Green Truck Pub looking to dump building’s 'fast food' look, upgrade outdoor seating
Turns out, eating outdoors is nice, even when breathing too close to your table mate is not your primary concern. And the experience of inhaling a grass-fed beef burger outside could soon be even more enjoyable at the Green Truck Pub. The owners are planning to improve the 12-year-old restaurant’s outdoor ascetics and seating accommodations, after first introducing the ability to enjoy a meal outdoors as a safety measure during the COVID-19 pandemic.
“We just love having the patio so much and we want to make it nicer for people who are sitting out there,” said co-owner Whitney Shephard, who opened the restaurant with her husband Josh Yates in 2011.
The project’s architect recently submitted renovation plans for the restaurant at 2430 Habersham St. in Savannah’s Streetcar Historic District. The improvements consist of external improvements designed to improve the look of the building and better cater to outdoor diners and those waiting outside for a table.
The improvements would replace the current setup, essentially consisting of a tarp and tables, by adding a covered patio with wooden trellises and outdoor fans to combat Savannah’s hot summers. The proposed landscaping, green screens and removal of the sloping mansard roof will also help shed the building’s “dumpy fast food” look from its past life, Shephard said. The drive-thru window is proposed to go as well.
The project is expected to go before the Historic Preservation Commission for consideration in April. If approved, Shephard said they hope to complete the improvements by September.
New building proposed to house restaurant on former city lot
The developer behind a planned affordable housing complex on former city property recently submitted plans to construct the commercial component of the project.
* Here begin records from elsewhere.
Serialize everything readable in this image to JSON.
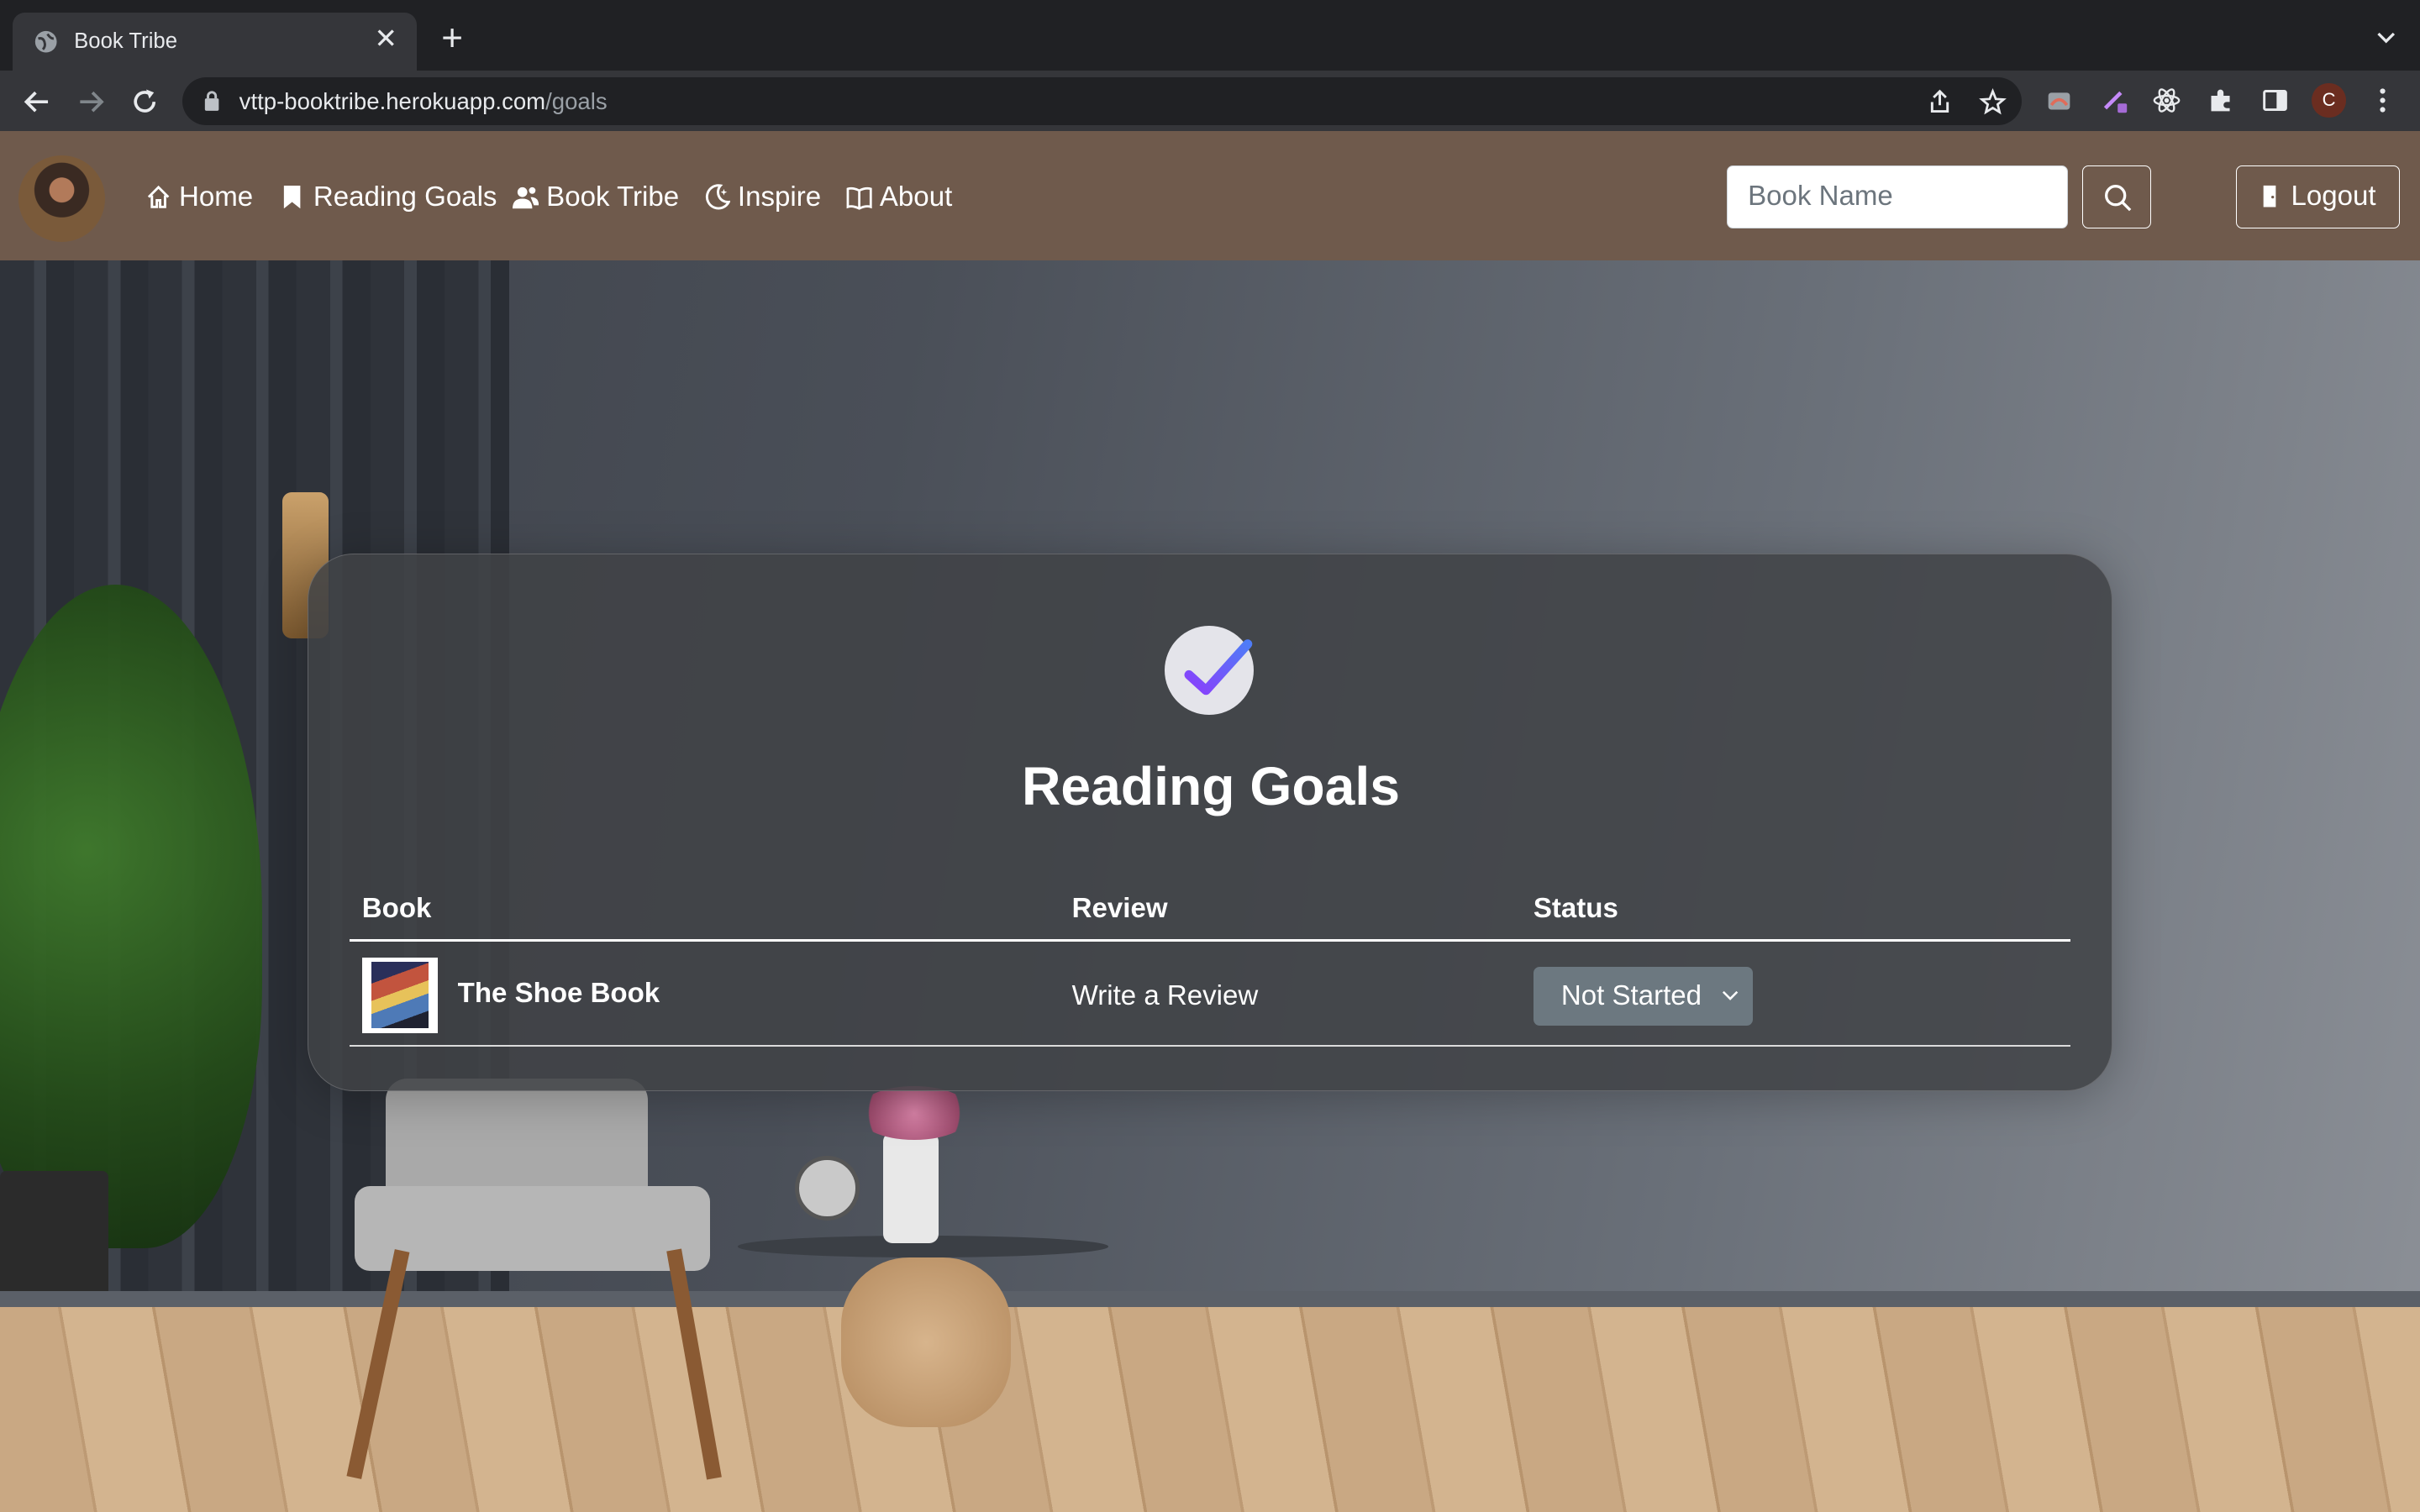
{
  "browser": {
    "tab_title": "Book Tribe",
    "url_host": "vttp-booktribe.herokuapp.com",
    "url_path": "/goals",
    "profile_initial": "C"
  },
  "navbar": {
    "links": [
      {
        "label": "Home",
        "icon": "home-icon"
      },
      {
        "label": "Reading Goals",
        "icon": "bookmark-icon"
      },
      {
        "label": "Book Tribe",
        "icon": "people-icon"
      },
      {
        "label": "Inspire",
        "icon": "moon-icon"
      },
      {
        "label": "About",
        "icon": "book-open-icon"
      }
    ],
    "search_placeholder": "Book Name",
    "logout_label": "Logout",
    "bg_color": "#6f5a4c"
  },
  "goals": {
    "title": "Reading Goals",
    "columns": [
      "Book",
      "Review",
      "Status"
    ],
    "rows": [
      {
        "book": "The Shoe Book",
        "review": "Write a Review",
        "status": "Not Started"
      }
    ]
  }
}
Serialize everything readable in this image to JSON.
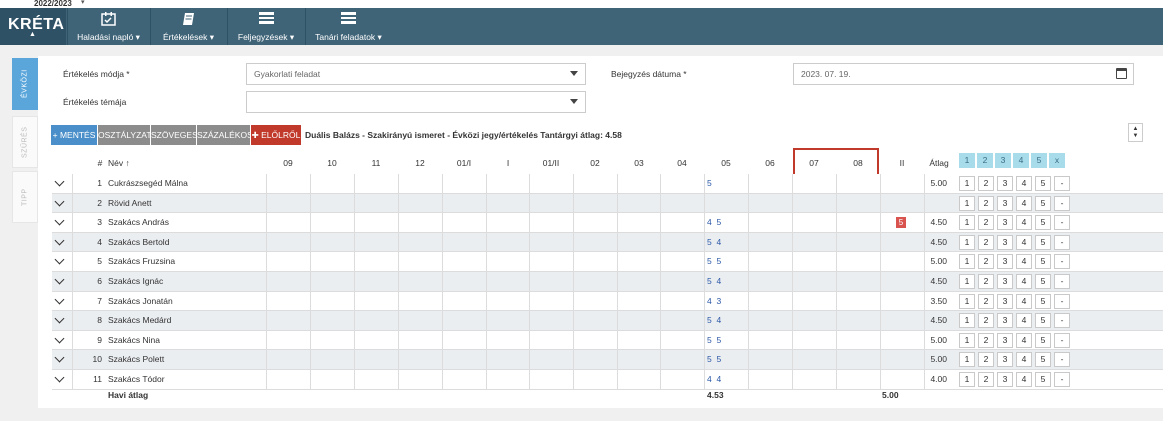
{
  "top": {
    "year": "2022/2023"
  },
  "nav": {
    "logo": "KRÉTA",
    "items": [
      {
        "label": "Haladási napló ▾",
        "icon": "calendar-icon"
      },
      {
        "label": "Értékelések ▾",
        "icon": "book-icon"
      },
      {
        "label": "Feljegyzések ▾",
        "icon": "list-icon"
      },
      {
        "label": "Tanári feladatok ▾",
        "icon": "list-icon"
      }
    ]
  },
  "side_tabs": [
    "ÉVKÖZI",
    "SZŰRÉS",
    "TIPP"
  ],
  "form": {
    "mode_label": "Értékelés módja *",
    "mode_value": "Gyakorlati feladat",
    "topic_label": "Értékelés témája",
    "topic_value": "",
    "date_label": "Bejegyzés dátuma *",
    "date_value": "2023. 07. 19."
  },
  "toolbar": {
    "save": "+ MENTÉS",
    "class": "OSZTÁLYZAT",
    "text": "SZÖVEGES",
    "percent": "SZÁZALÉKOS",
    "reset": "✚ ELŐLRŐL",
    "info": "Duális Balázs - Szakirányú ismeret - Évközi jegy/értékelés  Tantárgyi átlag: 4.58"
  },
  "table": {
    "header": {
      "num": "#",
      "name": "Név ↑",
      "avg": "Átlag"
    },
    "columns": [
      "09",
      "10",
      "11",
      "12",
      "01/I",
      "I",
      "01/II",
      "02",
      "03",
      "04",
      "05",
      "06",
      "07",
      "08",
      "II"
    ],
    "grade_buttons": [
      "1",
      "2",
      "3",
      "4",
      "5",
      "x"
    ],
    "quick_buttons": [
      "1",
      "2",
      "3",
      "4",
      "5",
      "-"
    ],
    "rows": [
      {
        "n": "1",
        "name": "Cukrászsegéd Málna",
        "g05": "5",
        "g_ii": "",
        "avg": "5.00"
      },
      {
        "n": "2",
        "name": "Rövid Anett",
        "g05": "",
        "g_ii": "",
        "avg": ""
      },
      {
        "n": "3",
        "name": "Szakács András",
        "g05": "4  5",
        "g_ii": "5",
        "avg": "4.50"
      },
      {
        "n": "4",
        "name": "Szakács Bertold",
        "g05": "5  4",
        "g_ii": "",
        "avg": "4.50"
      },
      {
        "n": "5",
        "name": "Szakács Fruzsina",
        "g05": "5  5",
        "g_ii": "",
        "avg": "5.00"
      },
      {
        "n": "6",
        "name": "Szakács Ignác",
        "g05": "5  4",
        "g_ii": "",
        "avg": "4.50"
      },
      {
        "n": "7",
        "name": "Szakács Jonatán",
        "g05": "4  3",
        "g_ii": "",
        "avg": "3.50"
      },
      {
        "n": "8",
        "name": "Szakács Medárd",
        "g05": "5  4",
        "g_ii": "",
        "avg": "4.50"
      },
      {
        "n": "9",
        "name": "Szakács Nina",
        "g05": "5  5",
        "g_ii": "",
        "avg": "5.00"
      },
      {
        "n": "10",
        "name": "Szakács Polett",
        "g05": "5  5",
        "g_ii": "",
        "avg": "5.00"
      },
      {
        "n": "11",
        "name": "Szakács Tódor",
        "g05": "4  4",
        "g_ii": "",
        "avg": "4.00"
      }
    ],
    "footer": {
      "label": "Havi átlag",
      "avg05": "4.53",
      "avg_ii": "5.00"
    }
  },
  "colors": {
    "navbar": "#3f6478",
    "accent": "#5aa6db",
    "save": "#4a8fc9",
    "reset": "#c0392b",
    "grade": "#2a57a7"
  }
}
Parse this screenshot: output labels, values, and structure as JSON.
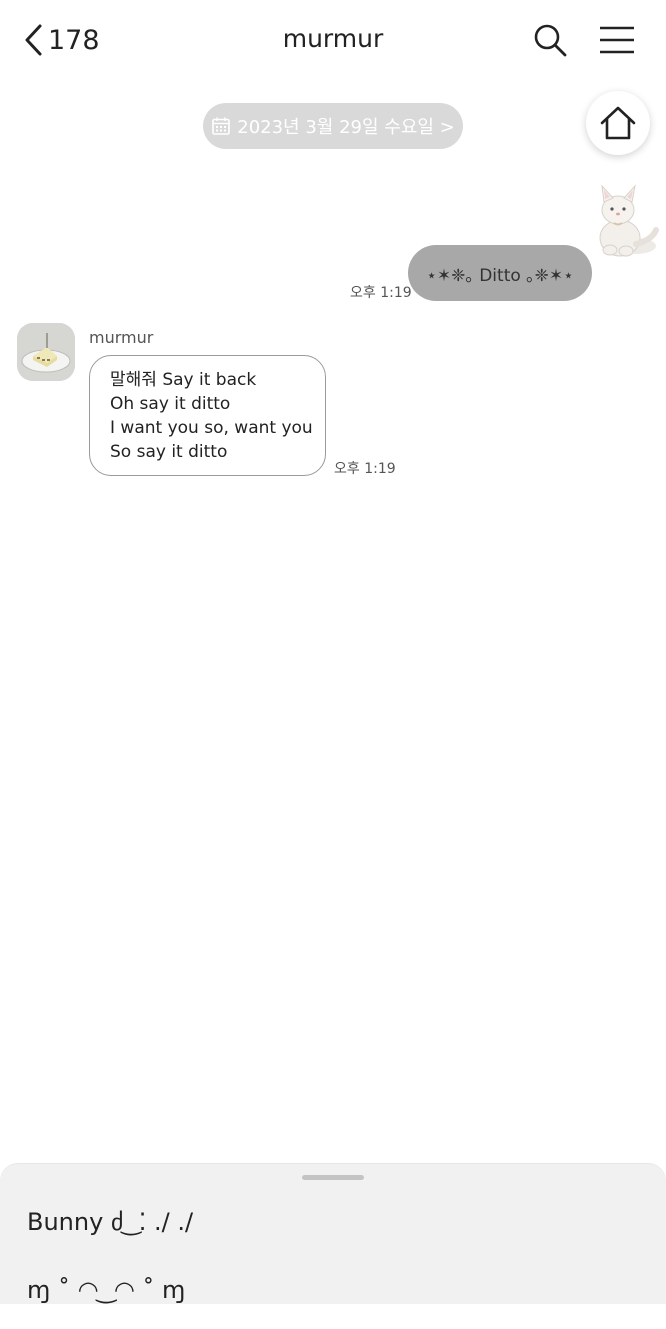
{
  "header": {
    "back_count": "178",
    "title": "murmur",
    "back_icon": "chevron-left-icon",
    "search_icon": "search-icon",
    "menu_icon": "hamburger-menu-icon"
  },
  "date_divider": {
    "icon": "calendar-icon",
    "label": "2023년 3월 29일 수요일 >"
  },
  "home_button": {
    "icon": "home-icon"
  },
  "messages": {
    "sent": {
      "sticker": "white-kitten-plush-sticker",
      "text": "⋆✶❈｡ Ditto ｡❈✶⋆",
      "time": "오후 1:19"
    },
    "received": {
      "sender": "murmur",
      "avatar": "cake-avatar",
      "lines": [
        "말해줘 Say it back",
        "Oh say it ditto",
        "I want you so, want you",
        "So say it ditto"
      ],
      "time": "오후 1:19"
    }
  },
  "bottom_sheet": {
    "items": [
      "Bunny ძ ͜ ⁚ ./ ./",
      "ɱ ˚ ◠ ͜ ◠ ˚ ɱ"
    ]
  },
  "colors": {
    "sent_bubble": "#a8a8a8",
    "date_pill": "#d9d9d9",
    "sheet_bg": "#f1f1f1"
  }
}
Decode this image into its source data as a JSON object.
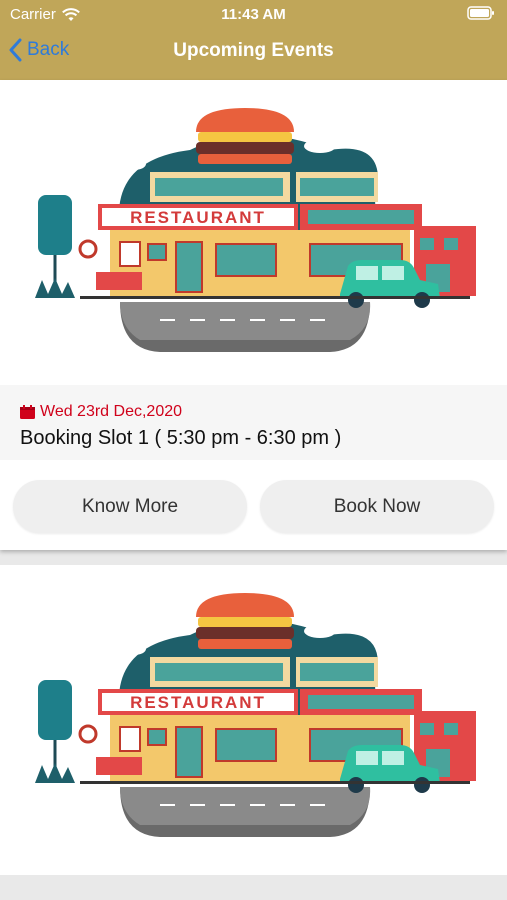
{
  "status": {
    "carrier": "Carrier",
    "time": "11:43 AM"
  },
  "nav": {
    "back_label": "Back",
    "title": "Upcoming Events"
  },
  "events": [
    {
      "image_sign": "RESTAURANT",
      "date": "Wed 23rd Dec,2020",
      "slot": "Booking Slot 1 ( 5:30 pm - 6:30 pm )",
      "know_more_label": "Know More",
      "book_now_label": "Book Now"
    },
    {
      "image_sign": "RESTAURANT"
    }
  ],
  "colors": {
    "header": "#c0a659",
    "back": "#2f7bd9",
    "date": "#d0021b"
  }
}
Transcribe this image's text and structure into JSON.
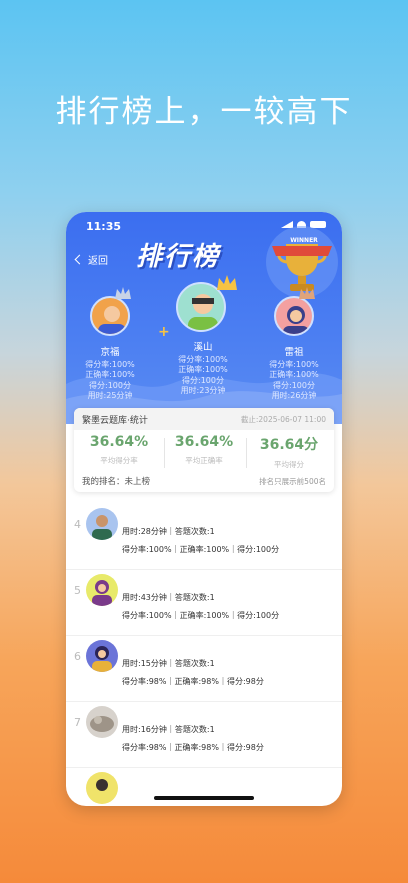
{
  "headline": "排行榜上，一较高下",
  "phone": {
    "status_time": "11:35",
    "back_label": "返回",
    "title": "排行榜",
    "trophy_label": "WINNER",
    "podium": [
      {
        "name": "京福",
        "score_rate": "得分率:100%",
        "correct_rate": "正确率:100%",
        "score": "得分:100分",
        "time": "用时:25分钟"
      },
      {
        "name": "溪山",
        "score_rate": "得分率:100%",
        "correct_rate": "正确率:100%",
        "score": "得分:100分",
        "time": "用时:23分钟"
      },
      {
        "name": "雷祖",
        "score_rate": "得分率:100%",
        "correct_rate": "正确率:100%",
        "score": "得分:100分",
        "time": "用时:26分钟"
      }
    ],
    "stats": {
      "title": "繁墨云题库·统计",
      "date": "截止:2025-06-07 11:00",
      "metrics": [
        {
          "value": "36.64%",
          "label": "平均得分率"
        },
        {
          "value": "36.64%",
          "label": "平均正确率"
        },
        {
          "value": "36.64分",
          "label": "平均得分"
        }
      ],
      "my_rank": "我的排名：未上榜",
      "note": "排名只展示前500名"
    },
    "rows": [
      {
        "rank": "4",
        "line1": "用时:28分钟｜答题次数:1",
        "line2": "得分率:100%｜正确率:100%｜得分:100分"
      },
      {
        "rank": "5",
        "line1": "用时:43分钟｜答题次数:1",
        "line2": "得分率:100%｜正确率:100%｜得分:100分"
      },
      {
        "rank": "6",
        "line1": "用时:15分钟｜答题次数:1",
        "line2": "得分率:98%｜正确率:98%｜得分:98分"
      },
      {
        "rank": "7",
        "line1": "用时:16分钟｜答题次数:1",
        "line2": "得分率:98%｜正确率:98%｜得分:98分"
      }
    ]
  },
  "colors": {
    "hero_blue": "#3b6ef0",
    "metric_green": "#6aa56e",
    "crown_gold": "#f6c343"
  }
}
The developer is proposing to build a one-story building for use as a restaurant on the site at 1705 Abercorn St. in the Streetcar Historic District, where a small parking lot currently exists.
Located at the corner of 33rd Lane and Abercorn, the proposed building is in a mixed-use zoning district and directly adjacent to a 2-story building used as a law office.
Such single story commercial projects within the district are common, according to the petition submitted by Greenline Architecture’s submission.
“Historical maps for this area also reflect a history of one and two-story buildings,” the petition states. “The design of the new building will blend into the same historical patterning.”
The plan is expected to go before the Historic Preservation Commission in April.
The 1,828-square-foot lot is one of three parcels the Pinyan/Procida Development Group acquired from the city for $750,000 in late 2021, as approved that February by the Savannah City Council. The city sold the properties to the development group for the purpose of building affordable housing after the city’s Code Compliance Department building at the site was destroyed in a fire in 2020. In addition to the housing component and parking on the two larger parcels, the approved plan also included commercial space at the site of the proposed restaurant.
The developer is now planning to submit another application to obtain competitive state low-income housing tax credits for the planned 42-unit apartment complex, after two failed attempts over the past two years.
Starland Dairy update
After years of planning, Maggie Fuller said this month that she and her husband, Nate are excited to finally start renovating the historic Starland Dairy building at 2425 Bull St., which the couple is converting into an 8-room inn with a bookstore, coffee shop, ice cream shop and restaurant. (Plans for a brewery have been scrapped.) With plans dating back to at least 2017, they are now hoping to open the business in early 2024, Fuller said. Built in 1932, the Starland Dairy supplied milk to Savannah residents through the 1980s. The rehabilitation project was approved by the Historic Preservation Commission in August 2020.